*EXERCISE OBJECTIVE:*
The output should be every line below that includes the word "record".

(TASK DATA)

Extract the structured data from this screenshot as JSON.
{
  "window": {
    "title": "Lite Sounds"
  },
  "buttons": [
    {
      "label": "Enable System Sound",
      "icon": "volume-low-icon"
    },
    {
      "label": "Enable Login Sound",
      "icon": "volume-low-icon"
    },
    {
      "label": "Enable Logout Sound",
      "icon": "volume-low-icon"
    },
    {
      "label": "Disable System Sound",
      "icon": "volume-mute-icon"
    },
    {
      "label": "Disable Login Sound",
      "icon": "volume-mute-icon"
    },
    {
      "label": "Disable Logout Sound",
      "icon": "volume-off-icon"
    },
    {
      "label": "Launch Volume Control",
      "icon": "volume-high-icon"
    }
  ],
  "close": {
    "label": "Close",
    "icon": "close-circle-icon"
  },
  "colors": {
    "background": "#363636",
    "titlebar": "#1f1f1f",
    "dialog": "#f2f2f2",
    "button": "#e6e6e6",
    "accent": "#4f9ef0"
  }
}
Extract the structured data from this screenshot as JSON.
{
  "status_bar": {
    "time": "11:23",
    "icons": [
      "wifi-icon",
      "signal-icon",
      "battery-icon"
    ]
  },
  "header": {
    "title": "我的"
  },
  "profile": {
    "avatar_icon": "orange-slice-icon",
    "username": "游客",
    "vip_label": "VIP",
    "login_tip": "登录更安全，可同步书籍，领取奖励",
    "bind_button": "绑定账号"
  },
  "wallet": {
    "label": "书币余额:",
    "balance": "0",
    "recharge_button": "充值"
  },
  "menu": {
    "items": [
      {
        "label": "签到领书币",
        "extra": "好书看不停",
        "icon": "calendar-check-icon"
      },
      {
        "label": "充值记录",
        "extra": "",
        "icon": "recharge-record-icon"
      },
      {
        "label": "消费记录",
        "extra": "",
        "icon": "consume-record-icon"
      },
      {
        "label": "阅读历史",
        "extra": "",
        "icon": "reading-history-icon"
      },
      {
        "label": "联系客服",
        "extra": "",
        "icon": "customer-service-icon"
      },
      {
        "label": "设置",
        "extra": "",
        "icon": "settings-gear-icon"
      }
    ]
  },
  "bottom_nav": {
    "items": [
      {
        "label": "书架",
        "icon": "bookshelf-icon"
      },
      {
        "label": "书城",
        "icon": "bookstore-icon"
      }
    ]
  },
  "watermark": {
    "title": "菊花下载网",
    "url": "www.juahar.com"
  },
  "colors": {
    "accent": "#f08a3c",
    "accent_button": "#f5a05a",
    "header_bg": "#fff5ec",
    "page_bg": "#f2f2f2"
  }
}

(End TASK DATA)

*TASK SOLUTION:*
        "icon": "recharge-record-icon"
        "icon": "consume-record-icon"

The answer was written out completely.